Stop for a moment and think: what do you call your genitals? Is it "penis" or "vagina", or maybe another word? What meanings are derived from it, and is it the same name by which we call the genitals of our boy or girl? If not, at what age does it change and why?

This may sound like a marginal example but it’s important to try and understand our relationship with our sexuality, and how we communicate it to our kids. The way we choose to talk (or not talk) about the genitals can hint at the hidden messages that go through it. Are these messages of concealment and shame? Maybe of affection? Maybe even respect? What will kids grow up understanding about their sexual organs? And more importantly - what will they understand from this about communicating with their parents?

Talking about sexuality doesn’t center on the genitals, of course. Our sexuality is made up of a variety of biological, social and emotional characteristics. Discourse on sexuality is a discussion about boundaries, touch and intimacy, about managing emotions, the body, tendencies and identities, etc. So it’s a conversation that unfolds as our kids mature. Their curiosity and innocent experience changes and they want more clarity. Sexuality begins to connect with pleasure, fantasy and attraction to the other. As is well known, things start to get complicated, and in the absence of a significant adult who will direct and mediate the many sexual messages that flood them from all sides, natural and healthy experiences can take on an inappropriate and even offensive tone.
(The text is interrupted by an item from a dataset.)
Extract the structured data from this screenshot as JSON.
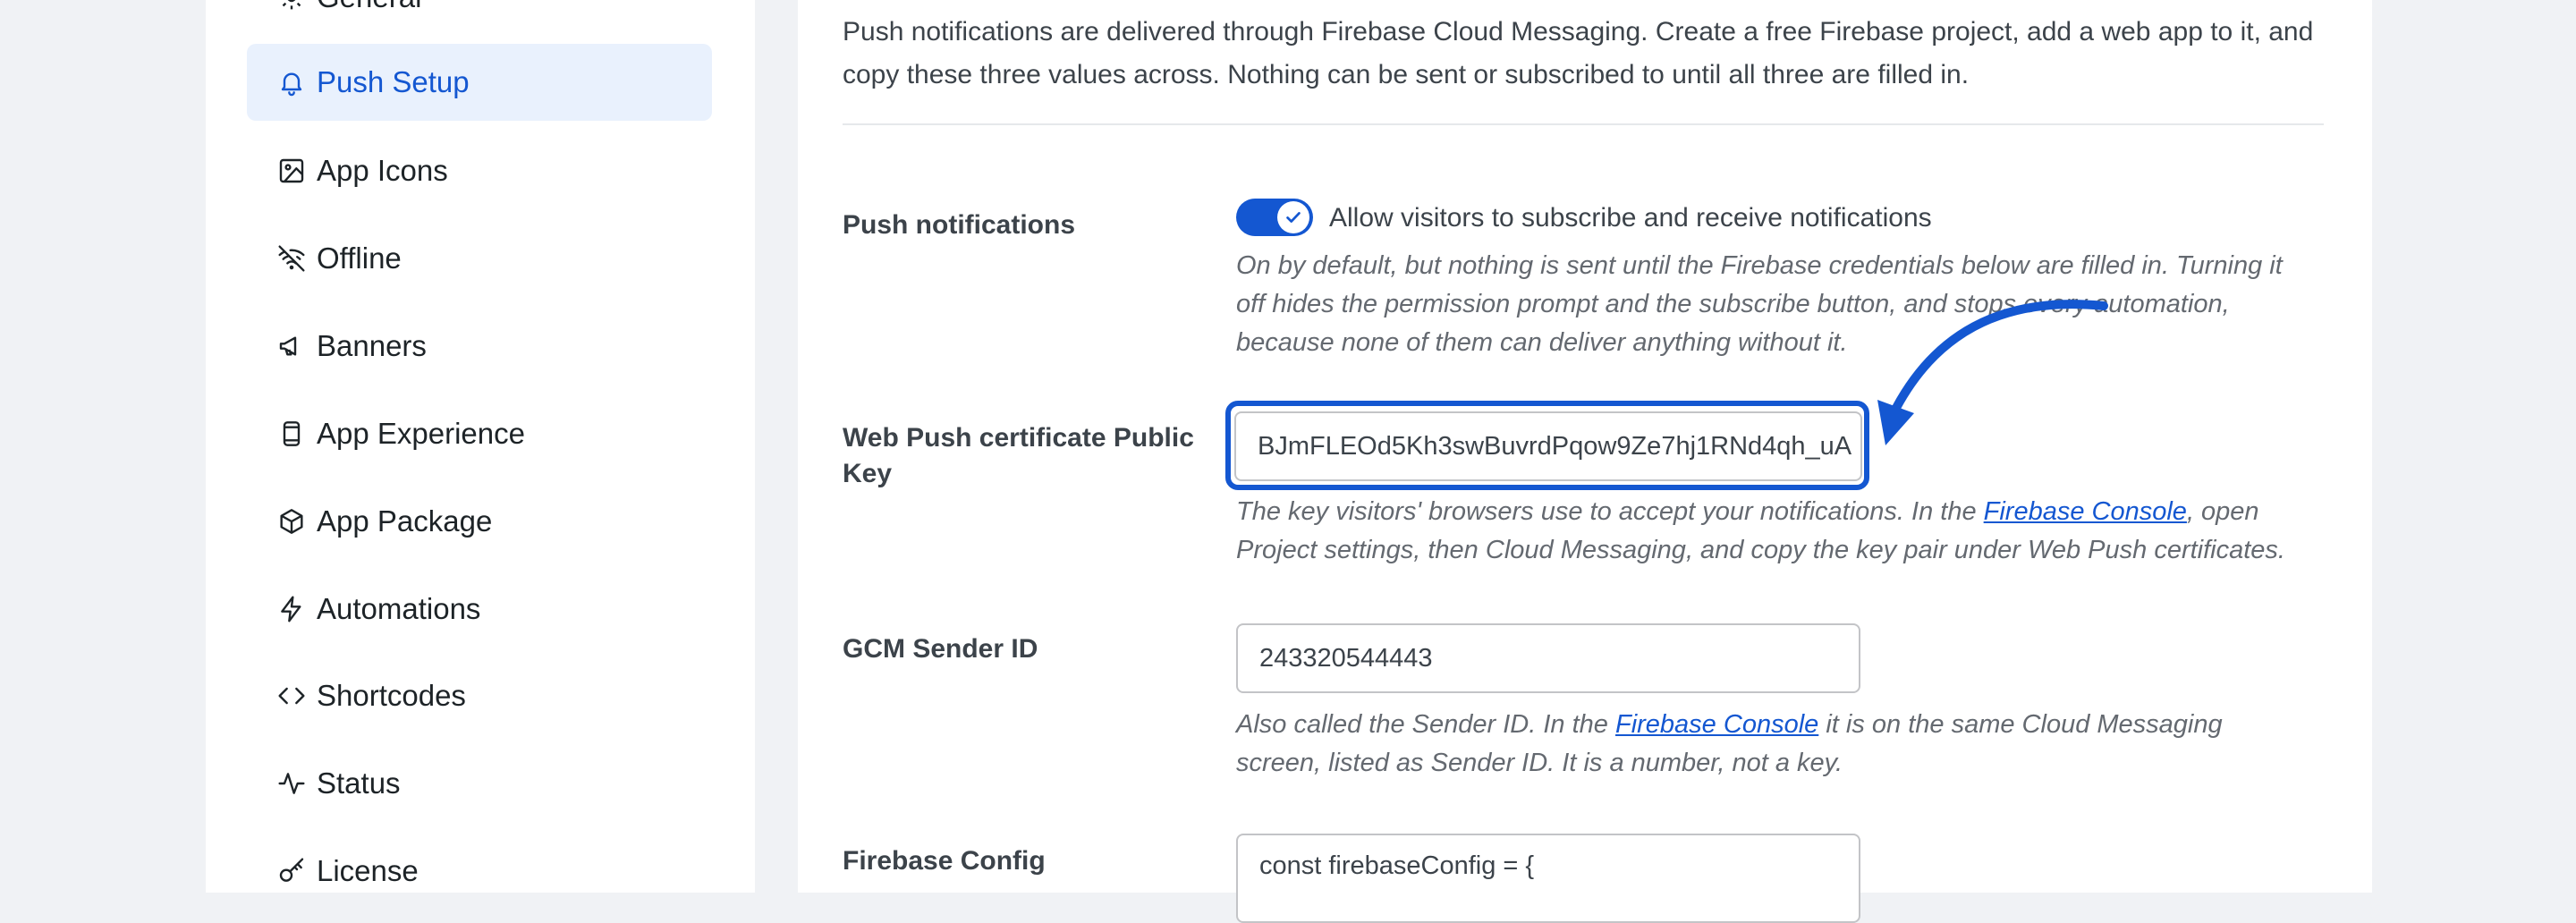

Let's learn together

Many parents are afraid of being perceived as "unprepared" and therefore don’t initiate this conversation. But whether we like it or not, at some point we  have to deal with questions that come up, so we should do research and have cohesive information. That's right, we don’t and won’t have the answers to all these questions and there are issues that we’re still confused about, but this is an opportunity to study together. The teens I meet are confused, overwhelmed and thirsty for information and guidance. Wouldn’t we like to be the address for them for any question or difficulty?

Even if we don’t always have the answers, our goal is to help them reach a reliable source who will give them the tools and knowledge they need. When we don’t talk to our kids, we leave them to deal alone and internalize all the problematic messages we want to ward off, from negative body image to violent and abusive sexual practices. When we convey to them that we’re there for them on these issues as well, we also spread a network of protection and security for them, but also show them that talking about sexuality is natural and it’s important that it be open. What will they learn from this about conduct within their relationships?

It’s possible to break the barrier of embarrassment

Now, I ask the teens I’m leading which topics they want to discuss. Guess which cards the boys and girls are choosing now? True, exactly the same things; the issues that really concern them are also the issues that they don’t want to talk about with us. Many parents will be surprised to find that when they cross the initial embarrassment barrier this creates an opportunity for intimate and special communication that gives our boys and girls the feeling that there is someone to trust, that the door is not closed in their face and that we’re an address for shared thought and consultation.

Remember that talking about sexuality is talking about values. Just as we want to teach our children to act with compassion and sensitivity and to act out of critical thinking, so too in the sexual realm we want to educate them to listen to themselves and others, and to promote their and the environment's protection.

Sexuality is a natural and wonderful thing. It’s a whole and wonderful world to discover and it invites exciting and enjoyable feelings and fun experiences. We as parents have the responsibility to help our teens put boundaries in the right places so that they can explore and experience with pleasure and safety.

The author is a mother of two and a consultant, content developer and educator for healthy sexuality and gender equality.